Even if the policy is successful and more parents get their first choice of school, there is a downside. David Whitbread, education under-secretary at the Association of County Councils, points out that no head of widely admired private schools, such as Eton and Winchester, would dream of allowing the sort of indefinite expansion apparently envisaged by Mr Patten, who suggested recently that a school of 2,300 (the size of Great Barr, a successful grant maintained school in Birmingham) was not too large. Indeed, Eric Anderson, the retiring head of Eton, wrote last month in a national newspaper that small schools were best. He considered Eton, with more than 1,000 pupils a large school, though it, of course, was the exception that proved the rule.

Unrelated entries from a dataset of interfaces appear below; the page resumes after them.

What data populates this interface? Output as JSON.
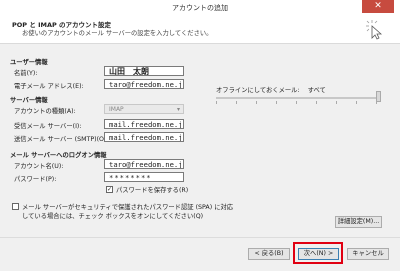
{
  "window": {
    "title": "アカウントの追加",
    "close_glyph": "✕"
  },
  "header": {
    "title": "POP と IMAP のアカウント設定",
    "subtitle": "お使いのアカウントのメール サーバーの設定を入力してください。",
    "icon": "cursor-arrow-icon"
  },
  "user_info": {
    "heading": "ユーザー情報",
    "name_label": "名前(Y):",
    "name_value": "山田　太朗",
    "email_label": "電子メール アドレス(E):",
    "email_value": "taro@freedom.ne.jp"
  },
  "server_info": {
    "heading": "サーバー情報",
    "account_type_label": "アカウントの種類(A):",
    "account_type_value": "IMAP",
    "incoming_label": "受信メール サーバー(I):",
    "incoming_value": "mail.freedom.ne.jp",
    "outgoing_label": "送信メール サーバー (SMTP)(O):",
    "outgoing_value": "mail.freedom.ne.jp"
  },
  "logon_info": {
    "heading": "メール サーバーへのログオン情報",
    "account_name_label": "アカウント名(U):",
    "account_name_value": "taro@freedom.ne.jp",
    "password_label": "パスワード(P):",
    "password_value": "********",
    "remember_label": "パスワードを保存する(R)",
    "remember_checked": true
  },
  "spa": {
    "label_line1": "メール サーバーがセキュリティで保護されたパスワード認証 (SPA) に対応",
    "label_line2": "している場合には、チェック ボックスをオンにしてください(Q)",
    "checked": false
  },
  "offline": {
    "label": "オフラインにしておくメール:",
    "value": "すべて",
    "fraction": 1.0
  },
  "buttons": {
    "more_settings": "詳細設定(M)...",
    "back": "< 戻る(B)",
    "next": "次へ(N) >",
    "cancel": "キャンセル"
  },
  "colors": {
    "close": "#c74b3f",
    "highlight": "#e00012",
    "next_border": "#3c7fb1"
  }
}
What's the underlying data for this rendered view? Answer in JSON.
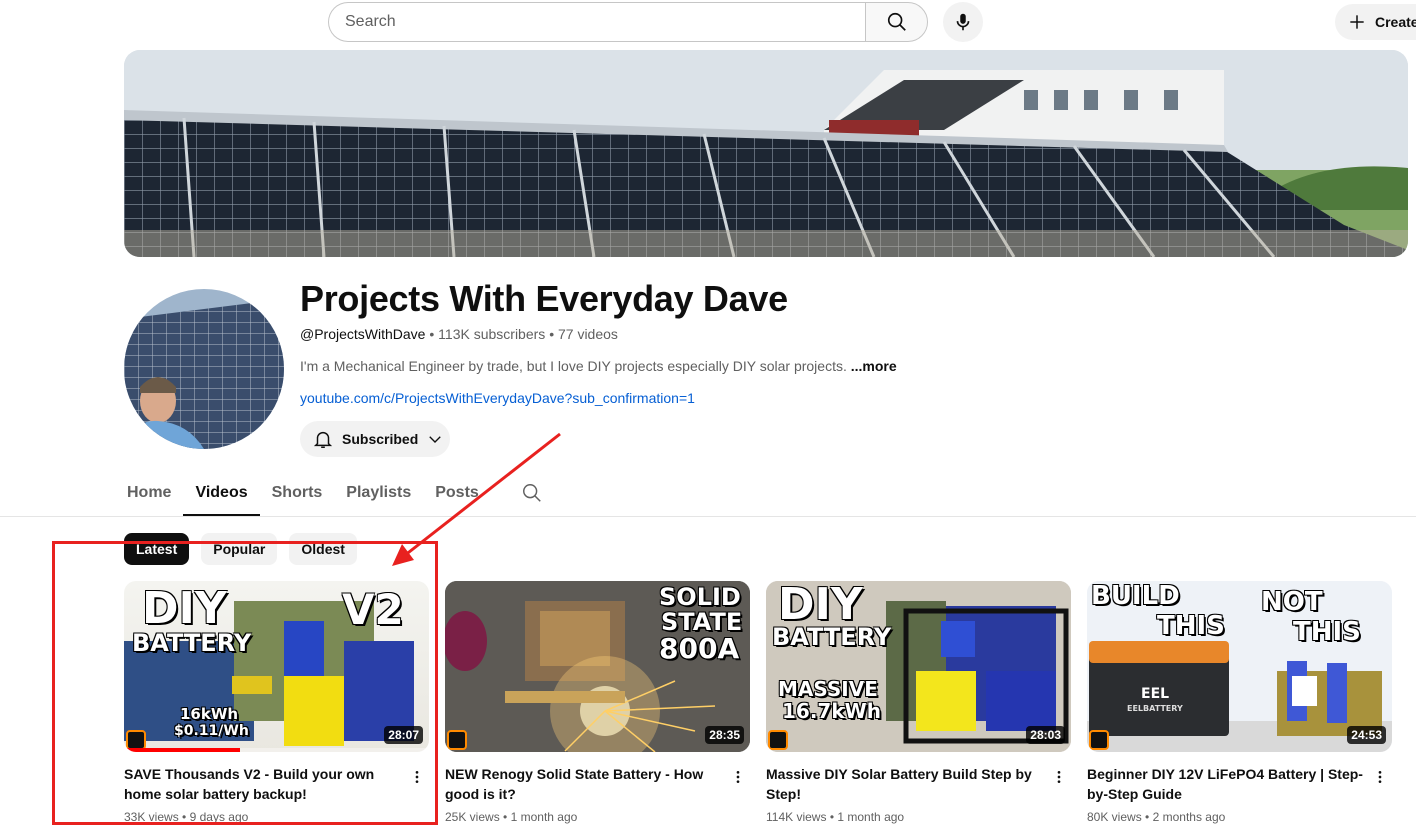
{
  "header": {
    "search_placeholder": "Search",
    "create_label": "Create"
  },
  "channel": {
    "name": "Projects With Everyday Dave",
    "handle": "@ProjectsWithDave",
    "subscribers": "113K subscribers",
    "video_count": "77 videos",
    "description": "I'm a Mechanical Engineer by trade,  but I love DIY projects especially DIY solar projects.",
    "more_label": "...more",
    "link": "youtube.com/c/ProjectsWithEverydayDave?sub_confirmation=1",
    "subscribed_label": "Subscribed"
  },
  "tabs": [
    {
      "label": "Home"
    },
    {
      "label": "Videos"
    },
    {
      "label": "Shorts"
    },
    {
      "label": "Playlists"
    },
    {
      "label": "Posts"
    }
  ],
  "active_tab": "Videos",
  "chips": [
    {
      "label": "Latest"
    },
    {
      "label": "Popular"
    },
    {
      "label": "Oldest"
    }
  ],
  "videos": [
    {
      "title": "SAVE Thousands V2 - Build your own home solar battery backup!",
      "views": "33K views",
      "age": "9 days ago",
      "duration": "28:07",
      "thumb_text": [
        "DIY",
        "BATTERY",
        "V2",
        "16kWh",
        "$0.11/Wh"
      ],
      "watched_fraction": 0.38
    },
    {
      "title": "NEW Renogy Solid State Battery - How good is it?",
      "views": "25K views",
      "age": "1 month ago",
      "duration": "28:35",
      "thumb_text": [
        "SOLID",
        "STATE",
        "800A"
      ]
    },
    {
      "title": "Massive DIY Solar Battery Build Step by Step!",
      "views": "114K views",
      "age": "1 month ago",
      "duration": "28:03",
      "thumb_text": [
        "DIY",
        "BATTERY",
        "MASSIVE",
        "16.7kWh"
      ]
    },
    {
      "title": "Beginner DIY 12V LiFePO4 Battery | Step-by-Step Guide",
      "views": "80K views",
      "age": "2 months ago",
      "duration": "24:53",
      "thumb_text": [
        "BUILD",
        "THIS",
        "NOT",
        "THIS",
        "EEL",
        "EELBATTERY"
      ]
    }
  ],
  "meta_separator": "•",
  "colors": {
    "link": "#065fd4",
    "annotation": "#e8211f",
    "progress": "#ff0000"
  }
}
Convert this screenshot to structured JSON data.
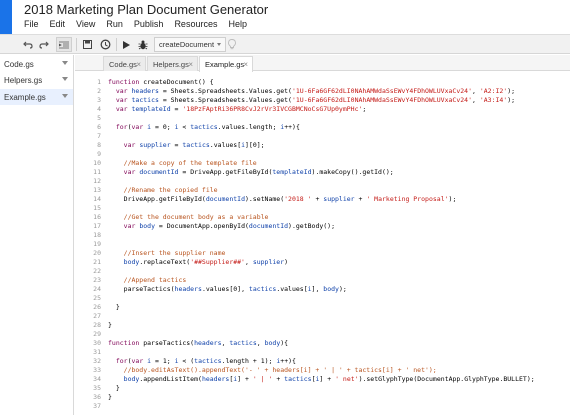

Professor Sig Prais, of the National Institute for Economic Affairs, says many secondary schools here have 1,000 pupils while the average size in Switzerland, Holland and Germany is around 500. 'Many of the social problems of our classrooms are caused by the loss of intimate contact in big schools. This is particularly true for low attainers.'

Apart from ever-growing schools, the policy presents another difficulty. Alongside the Government's other policies to promote competition in the education marketplace, the freedom to expand may lead to the creation of sink schools. Research by Professor Michael Adler in Scotland shows that legislation increasing parental choice of school has led to an exodus of pupils from schools in the least prosperous areas.

'All in all,' he concludes, 'the evidence suggests the Parents' Charter is leading to the emergence of a number of highly sought-after and a number of very unpopular secondary schools and thus to inequalities in educational provision.'

Mr Whitbread argues that some local authority intervention in the allocation of school places helps to counter inequality. Hertfordshire county council, where he used to work, restricted all its secondary schools to five forms of entry. Some did not fill all five, but the popular schools were prevented from becoming six-, seven- or eight-form entry. 'A major influence on parents is the sort of children their children are going to mix with. Under this system, the middle- class element was spread around and parental dissatisfaction reduced.'

Ultimately, he argues, Mr Patten's determination to let the market rule may prove a vicious circle for parents. 'If an unpopular school is eventually forced to close because it has the grottiest children in it, those grotty children whom middle-class parents hoped to avoid may well turn up in the middle-class school.'

There will never be a magic formula for allocating school places so that all parents are happy. Nobody wants to go back to the days when local authorities directed pupils to schools where they did not want to go while empty places remained at their first choice. Some parents will be delighted if the Government provides money to help popular schools to admit more pupils. Others may pause for thought. Is a system where the weakest schools wither in anyone's interests? And can a monster school (Eton, of course, excepted) be a good school?

(Photograph omitted)